At least 18 people have been forced from their homes after a fire broke out at a rooming house in Moncton on Tuesday night.The fire started at around 8:30 p.m. at 44 to 50 St. George St., a large, three-storey building in downtown Moncton.During the blaze, Paul MacFadyen, acting platoon chief with the Moncton Fire Department, said one firefighter was taken to hospital with an arm injury. The fire started out in a nearby garage and quickly spread to the attic of the 150-year-old home, which has also been renovated several times in years prior.The house saw extensive water and fire damage. A few vehicles parked nearby also saw significant damage from the fire. "It [the house] is not liveable," he said. "There is significant damage done to it."MacFadyen said it took firefighters about two hours to get the fire under control, but they remained on scene until around 1 a.m. The street was also blocked off for several hours. Dan Bedell, the Atlantic communications director for the Red Cross, said volunteers have assisted eight tenants with emergency lodging.Ten of the other tenants either found a temporary place to stay with relatives or friends, or were away at the time. Bedell said the Red Cross will provide additional support for some of the tenants Wednesday, as other needs are identified.

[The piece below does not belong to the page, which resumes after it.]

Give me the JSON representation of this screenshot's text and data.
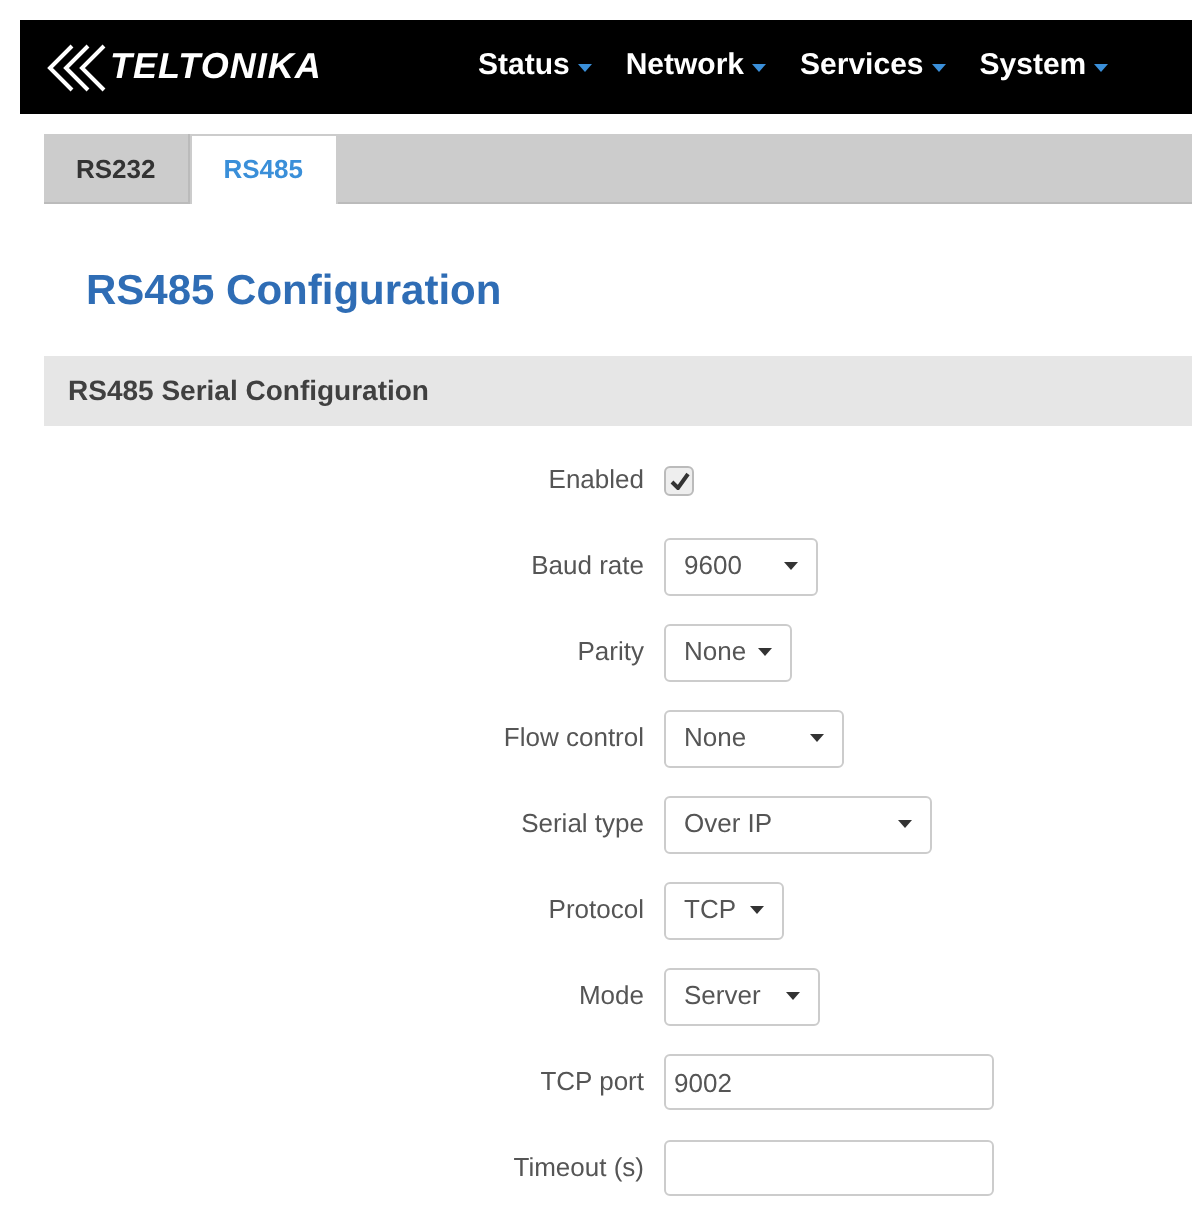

Apple will decide by the end of this year whether to take BOE on as a supplier of organic light-emitting displays (OLED), the Japanese business daily reported, citing sources. Apple did not immediately respond to a request for comment. The iPhone maker is "aggressively testing" BOE's flexible OLED, raising the possibility that Apple could for the first time source this advanced display technology from China, according to the report.